john j. teunissen is Professor and Head of the Department of English, University of Manitoba.
evelyn j. hinz is a graduate student in the Department of English at the University of Manitoba.
1. See Perry Miller, “Roger Williams: An Essay in Interpretation”, in The Complete Writings of Roger Williams, 7 vols. (N.Y., 1963), vol. VII, p. 14. All references to Williams’ writings will be to this edition, with quotations identified in parentheses by volume and page numbers within the text.
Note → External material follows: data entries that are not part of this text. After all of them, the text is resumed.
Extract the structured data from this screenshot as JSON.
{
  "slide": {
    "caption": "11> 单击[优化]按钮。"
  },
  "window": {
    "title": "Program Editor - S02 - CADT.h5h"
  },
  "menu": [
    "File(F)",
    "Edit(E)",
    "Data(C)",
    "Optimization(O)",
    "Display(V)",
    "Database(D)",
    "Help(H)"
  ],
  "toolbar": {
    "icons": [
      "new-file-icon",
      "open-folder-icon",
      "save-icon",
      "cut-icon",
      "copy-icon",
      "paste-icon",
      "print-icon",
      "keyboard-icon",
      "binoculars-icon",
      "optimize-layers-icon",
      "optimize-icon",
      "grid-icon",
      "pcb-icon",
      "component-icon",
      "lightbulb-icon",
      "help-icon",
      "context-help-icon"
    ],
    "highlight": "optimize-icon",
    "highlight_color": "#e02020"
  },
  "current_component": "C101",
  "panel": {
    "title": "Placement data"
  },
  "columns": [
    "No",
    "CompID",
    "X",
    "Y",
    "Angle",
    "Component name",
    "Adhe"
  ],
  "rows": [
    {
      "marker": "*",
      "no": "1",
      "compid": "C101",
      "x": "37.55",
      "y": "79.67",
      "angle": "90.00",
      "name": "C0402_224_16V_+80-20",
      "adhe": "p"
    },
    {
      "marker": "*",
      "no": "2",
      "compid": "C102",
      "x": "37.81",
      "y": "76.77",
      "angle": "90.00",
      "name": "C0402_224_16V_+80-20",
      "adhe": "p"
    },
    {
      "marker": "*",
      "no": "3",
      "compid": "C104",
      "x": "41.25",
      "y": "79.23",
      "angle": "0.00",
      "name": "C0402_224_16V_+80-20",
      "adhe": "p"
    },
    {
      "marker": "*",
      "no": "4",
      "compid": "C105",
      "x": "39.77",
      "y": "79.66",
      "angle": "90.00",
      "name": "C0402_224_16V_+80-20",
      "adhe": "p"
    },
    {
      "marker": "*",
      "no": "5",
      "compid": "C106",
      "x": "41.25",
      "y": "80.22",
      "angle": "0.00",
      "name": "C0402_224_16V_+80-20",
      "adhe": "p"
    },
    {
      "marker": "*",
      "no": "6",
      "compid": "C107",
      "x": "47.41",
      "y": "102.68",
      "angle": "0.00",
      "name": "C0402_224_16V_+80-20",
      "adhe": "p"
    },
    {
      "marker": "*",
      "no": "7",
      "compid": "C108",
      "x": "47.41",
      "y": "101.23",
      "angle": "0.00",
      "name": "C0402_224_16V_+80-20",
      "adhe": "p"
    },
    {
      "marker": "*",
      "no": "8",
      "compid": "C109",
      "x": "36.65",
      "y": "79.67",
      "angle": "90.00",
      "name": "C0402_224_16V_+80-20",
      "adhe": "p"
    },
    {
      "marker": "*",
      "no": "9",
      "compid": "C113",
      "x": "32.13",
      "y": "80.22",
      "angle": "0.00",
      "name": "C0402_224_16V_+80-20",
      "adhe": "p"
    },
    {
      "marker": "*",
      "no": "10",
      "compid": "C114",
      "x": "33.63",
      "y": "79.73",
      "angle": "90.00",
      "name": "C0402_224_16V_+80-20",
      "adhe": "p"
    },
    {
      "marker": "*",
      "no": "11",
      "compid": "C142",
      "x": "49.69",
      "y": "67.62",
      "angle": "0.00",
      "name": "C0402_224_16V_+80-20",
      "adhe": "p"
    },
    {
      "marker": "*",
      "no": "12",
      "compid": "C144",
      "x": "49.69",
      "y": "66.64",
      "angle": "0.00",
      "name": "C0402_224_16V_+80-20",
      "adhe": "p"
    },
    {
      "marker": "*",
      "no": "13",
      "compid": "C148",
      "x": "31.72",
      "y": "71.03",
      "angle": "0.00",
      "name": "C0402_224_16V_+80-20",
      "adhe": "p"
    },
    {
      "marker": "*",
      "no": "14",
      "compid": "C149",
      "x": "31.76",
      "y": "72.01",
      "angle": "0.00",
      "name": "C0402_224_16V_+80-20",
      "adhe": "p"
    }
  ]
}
Miller’s analysis of Williams’ biblicism is oversimplified and has been corrected by Sacvan Bercovitch, “Typology in Puritan New England: The Williams-Cotton Controversy Reassessed”, AQ, XIX (Summer, 1967), 166–91. For a comprehensive examination of typology see also Typology and Early American Literature, edited by Sacvan Bercovitch (Amherst, 1972) and especially “The Separatist Background of Roger Williams’ Argument for Religious Toleration”, by Richard Reinitz, pp. 107–37.
2. The issues and events of the controversy have been definitively discussed by Edmund S. Morgan, Roger Williams: The Church and the State (N.Y., 1967), and more recently by Henry Chupack, Roger Williams (N.Y., 1969), and John Garrett, Roger Williams: Witness Beyond Christendom (N.Y., 1970). Morgan notes only in passing (pp. 21, 110, 112) the importance to Williams of the teachings and example of Paul. The Pauline authorship of Hebrews was already being questioned by Protestant commentators, but we have no way of knowing where Williams stood on the issue.
3. See also IV, 273 ff; VI, 348; VII, 232.
4. See the “Introduction” to our edition of A Key (Detroit, 1973).
See Joseph Caryl, An Exposition with practicall observations upon the Eighth, Ninth, and Tenth Chapters of the Book of Job (London, 1647), p. 32.
6. William Bradford, Of Plymouth Plantation 1620–1647, ed. Samuel Eliot Morison (N.Y., 1967), p. 205.